We fear death because it is the end of ourselves, but also, because it is one of the only things we must do alone.
In another release in 2017 from local studio, Laundry Bear Games, I explored death positivity through the lens of A Mortician’s Tale, a game about dealing with what happens after we’ve left, and the mess we leave behind. It is about grieving families, and an industry we try not to lend much thought to, despite it being an inevitable stop for everyone. I consider Speed Dating for Ghosts to almost act as a companion piece to it, expanding our thoughts to one of the truest things that we leave behind, which are memories. When we go on dates, we tell our date about ourselves and ask them about who they are. We relate memories, of trips and movies and of past grievances and triumphs. Our favorite things are more than just things, we treasure them because they have memories tied to them. Going to see that movie on that perfect summer day, or eating that favorite ice cream after a bad breakup. We tell these stories to give an idea of who we are, and it is these exact things that live on after we are gone. Who we are is both something that comes after we pass, with two friends reminiscing over a drink. Or, in a date, revealing parts of ourselves and the emotions that stick with us.

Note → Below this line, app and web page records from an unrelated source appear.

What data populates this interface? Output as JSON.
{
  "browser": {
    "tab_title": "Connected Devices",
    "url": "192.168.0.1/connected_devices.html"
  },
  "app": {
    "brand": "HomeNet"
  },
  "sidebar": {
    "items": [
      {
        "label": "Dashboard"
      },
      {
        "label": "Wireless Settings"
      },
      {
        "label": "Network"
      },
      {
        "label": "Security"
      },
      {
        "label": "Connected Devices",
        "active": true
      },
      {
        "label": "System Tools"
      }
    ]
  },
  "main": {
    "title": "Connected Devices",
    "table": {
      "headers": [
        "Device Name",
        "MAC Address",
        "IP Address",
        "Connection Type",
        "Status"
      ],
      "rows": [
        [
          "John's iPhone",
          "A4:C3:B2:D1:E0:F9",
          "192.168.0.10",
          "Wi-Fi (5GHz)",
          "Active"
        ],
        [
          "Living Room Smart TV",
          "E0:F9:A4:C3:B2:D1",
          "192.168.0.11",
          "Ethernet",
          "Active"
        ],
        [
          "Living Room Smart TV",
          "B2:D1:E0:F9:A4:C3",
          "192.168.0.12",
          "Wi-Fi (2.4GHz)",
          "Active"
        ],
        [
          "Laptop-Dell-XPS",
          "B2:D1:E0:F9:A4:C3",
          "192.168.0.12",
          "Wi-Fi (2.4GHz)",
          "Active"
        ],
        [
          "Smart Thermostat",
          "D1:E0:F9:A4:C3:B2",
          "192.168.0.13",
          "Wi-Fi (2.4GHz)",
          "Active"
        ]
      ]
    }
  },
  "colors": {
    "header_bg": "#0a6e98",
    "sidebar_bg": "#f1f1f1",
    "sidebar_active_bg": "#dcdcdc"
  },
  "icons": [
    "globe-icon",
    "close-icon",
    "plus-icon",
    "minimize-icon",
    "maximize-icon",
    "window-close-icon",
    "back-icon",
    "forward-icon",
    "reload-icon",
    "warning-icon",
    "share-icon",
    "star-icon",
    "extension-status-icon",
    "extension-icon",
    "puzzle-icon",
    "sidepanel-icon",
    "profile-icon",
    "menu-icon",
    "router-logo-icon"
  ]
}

There isn’t a Buzzfeed or Cosmo article about the top ten ways to deal with death, but there could be, and there should be. Or... maybe a listicle still isn’t the best format. Either way, death is something we all face and more positive dialogue about it will help remind us of the important things in life. In Speed Dating for Ghosts, the most important thing about a ghost is who they are and what their passions are. Death and dating remind us to seek common ground, and focus on what keeps us together. These are ideas that need to be shouted out a little louder so that those in the back can really get it. Death isn’t something to fear, and neither is dating. They are new beginnings, or the comforting end, to a long and sometimes confusing story.
Extra Ghost Tips Below!
Growing up in a small town, going to school for graphic and web design and finally moving to Toronto, Colin began to look for a new project and landed on Third Person. He has always had a passion for video games and finally decided to do something about it. Inspired by websites like Giant Bomb, Polygon, and Waypoint, Colin has founded Third Person with the intent of covering games using a mix of the old and the new.
Colin loves to dive into RPGs of all kinds, exploring their worlds and developing his character. Well-crafted stories draw him in too, and he is always on the lookout for a new adventure.
When he's not spending a billion years in a game's character creator, he can be found behind his camera, reading comic books or probably sleeping.
Some of his favorite games: Dragon's Dogma: Dark Arisen, Alpha Protocol, Mass Effect, Overwatch, Life is Strange, Persona 4